▶ DATA FOR THE TASK
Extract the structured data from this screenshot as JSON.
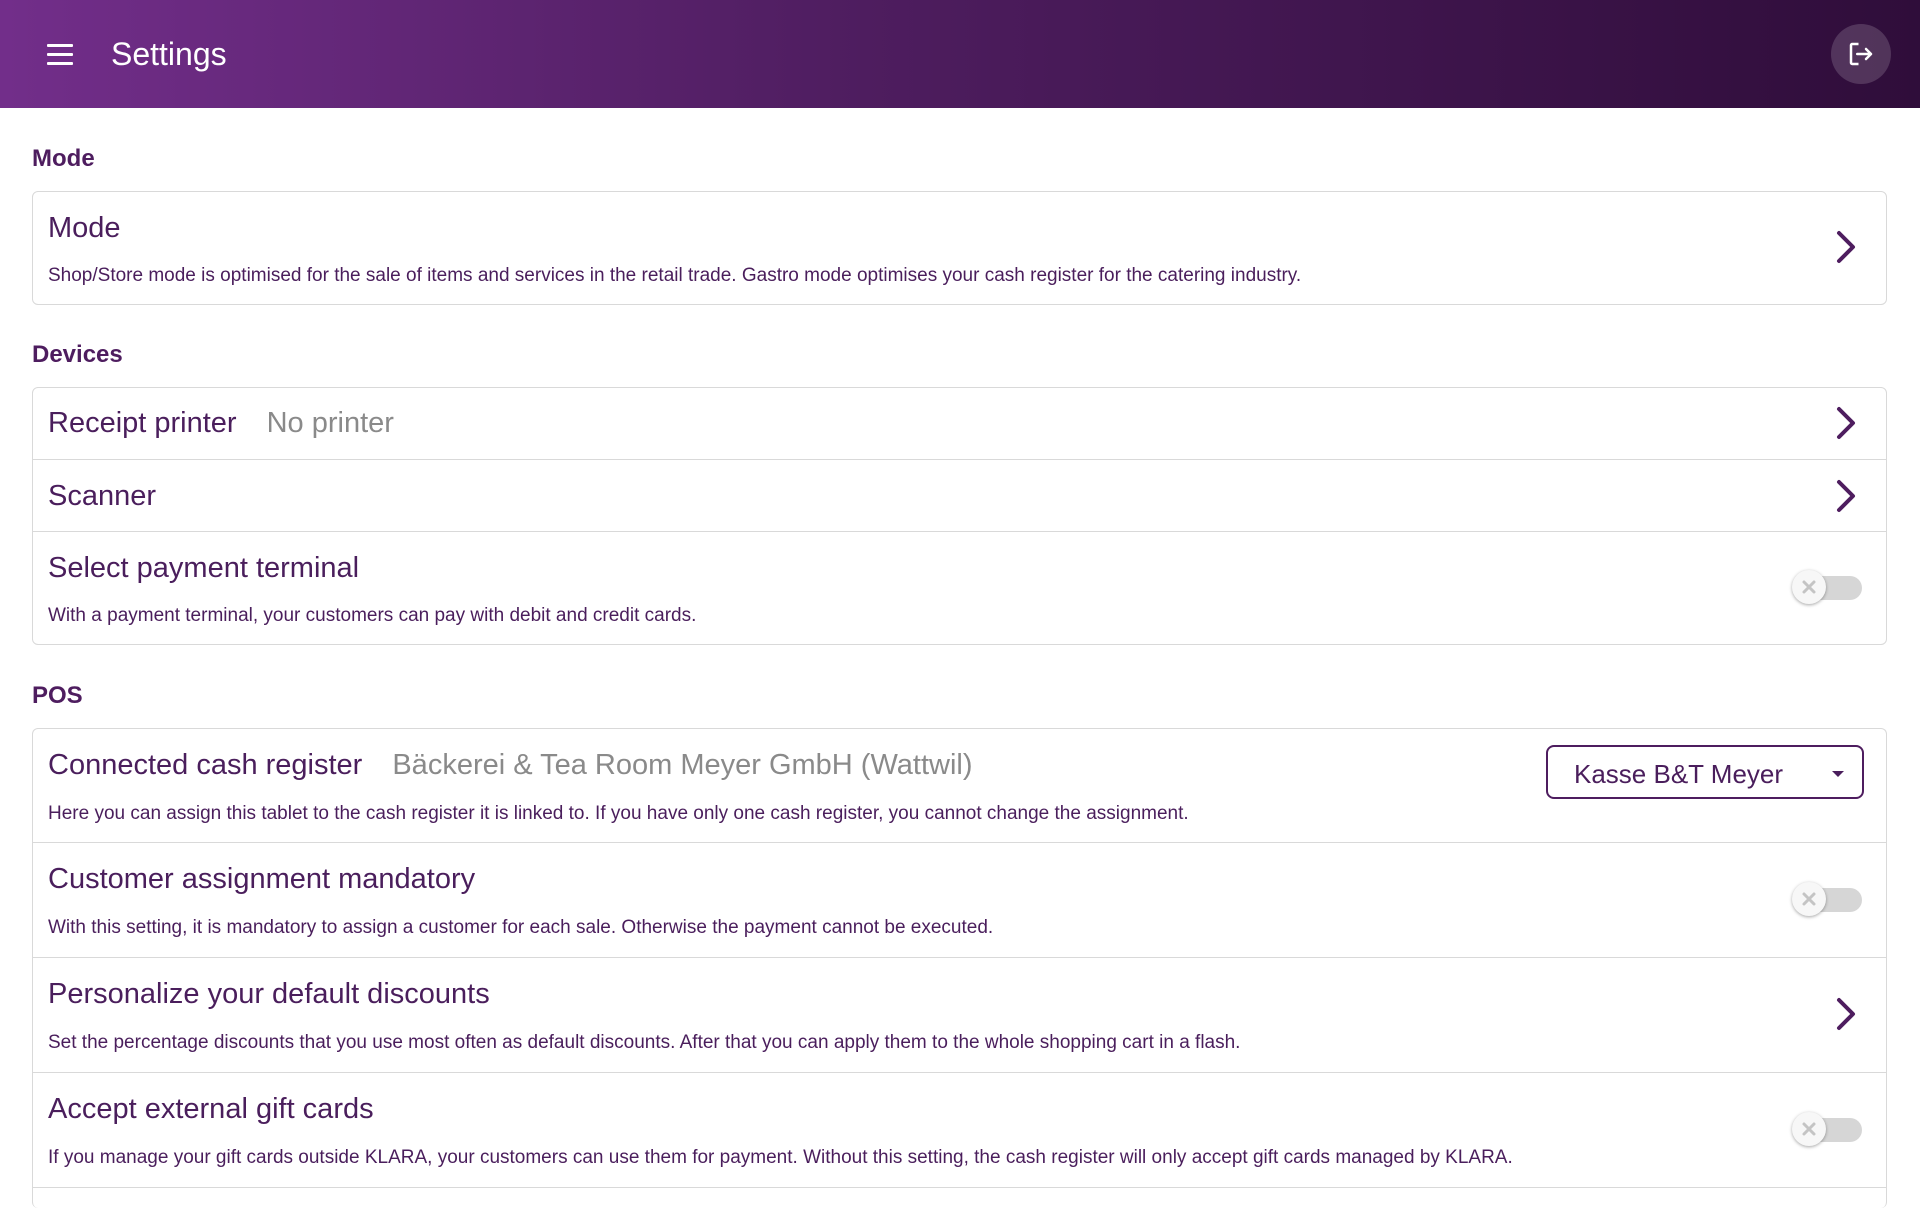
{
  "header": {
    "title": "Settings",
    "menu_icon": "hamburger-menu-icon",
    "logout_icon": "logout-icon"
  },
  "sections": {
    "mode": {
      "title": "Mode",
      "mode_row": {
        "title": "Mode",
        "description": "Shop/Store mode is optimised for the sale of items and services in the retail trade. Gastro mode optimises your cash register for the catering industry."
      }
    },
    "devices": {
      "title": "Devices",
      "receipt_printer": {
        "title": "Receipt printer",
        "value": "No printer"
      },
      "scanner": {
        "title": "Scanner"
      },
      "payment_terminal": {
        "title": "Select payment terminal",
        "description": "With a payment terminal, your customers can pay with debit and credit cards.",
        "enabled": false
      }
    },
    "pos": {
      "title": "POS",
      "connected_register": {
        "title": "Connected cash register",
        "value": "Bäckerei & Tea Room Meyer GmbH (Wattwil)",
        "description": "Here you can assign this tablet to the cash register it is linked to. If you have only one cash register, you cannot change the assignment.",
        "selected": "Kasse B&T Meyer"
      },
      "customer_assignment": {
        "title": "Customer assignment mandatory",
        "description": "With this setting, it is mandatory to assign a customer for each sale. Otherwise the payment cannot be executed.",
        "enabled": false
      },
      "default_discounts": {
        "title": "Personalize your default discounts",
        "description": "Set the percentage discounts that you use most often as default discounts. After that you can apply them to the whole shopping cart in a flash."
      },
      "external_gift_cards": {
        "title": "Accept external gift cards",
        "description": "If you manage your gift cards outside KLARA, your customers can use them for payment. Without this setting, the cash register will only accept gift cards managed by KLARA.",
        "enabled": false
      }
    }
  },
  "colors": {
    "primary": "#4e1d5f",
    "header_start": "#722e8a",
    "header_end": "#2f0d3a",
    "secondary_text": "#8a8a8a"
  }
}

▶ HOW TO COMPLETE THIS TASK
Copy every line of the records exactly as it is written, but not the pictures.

▶ RESPONSE
Extract the structured data from this screenshot as JSON.
{
  "header": {
    "title": "Settings",
    "menu_icon": "hamburger-menu-icon",
    "logout_icon": "logout-icon"
  },
  "sections": {
    "mode": {
      "title": "Mode",
      "mode_row": {
        "title": "Mode",
        "description": "Shop/Store mode is optimised for the sale of items and services in the retail trade. Gastro mode optimises your cash register for the catering industry."
      }
    },
    "devices": {
      "title": "Devices",
      "receipt_printer": {
        "title": "Receipt printer",
        "value": "No printer"
      },
      "scanner": {
        "title": "Scanner"
      },
      "payment_terminal": {
        "title": "Select payment terminal",
        "description": "With a payment terminal, your customers can pay with debit and credit cards.",
        "enabled": false
      }
    },
    "pos": {
      "title": "POS",
      "connected_register": {
        "title": "Connected cash register",
        "value": "Bäckerei & Tea Room Meyer GmbH (Wattwil)",
        "description": "Here you can assign this tablet to the cash register it is linked to. If you have only one cash register, you cannot change the assignment.",
        "selected": "Kasse B&T Meyer"
      },
      "customer_assignment": {
        "title": "Customer assignment mandatory",
        "description": "With this setting, it is mandatory to assign a customer for each sale. Otherwise the payment cannot be executed.",
        "enabled": false
      },
      "default_discounts": {
        "title": "Personalize your default discounts",
        "description": "Set the percentage discounts that you use most often as default discounts. After that you can apply them to the whole shopping cart in a flash."
      },
      "external_gift_cards": {
        "title": "Accept external gift cards",
        "description": "If you manage your gift cards outside KLARA, your customers can use them for payment. Without this setting, the cash register will only accept gift cards managed by KLARA.",
        "enabled": false
      }
    }
  },
  "colors": {
    "primary": "#4e1d5f",
    "header_start": "#722e8a",
    "header_end": "#2f0d3a",
    "secondary_text": "#8a8a8a"
  }
}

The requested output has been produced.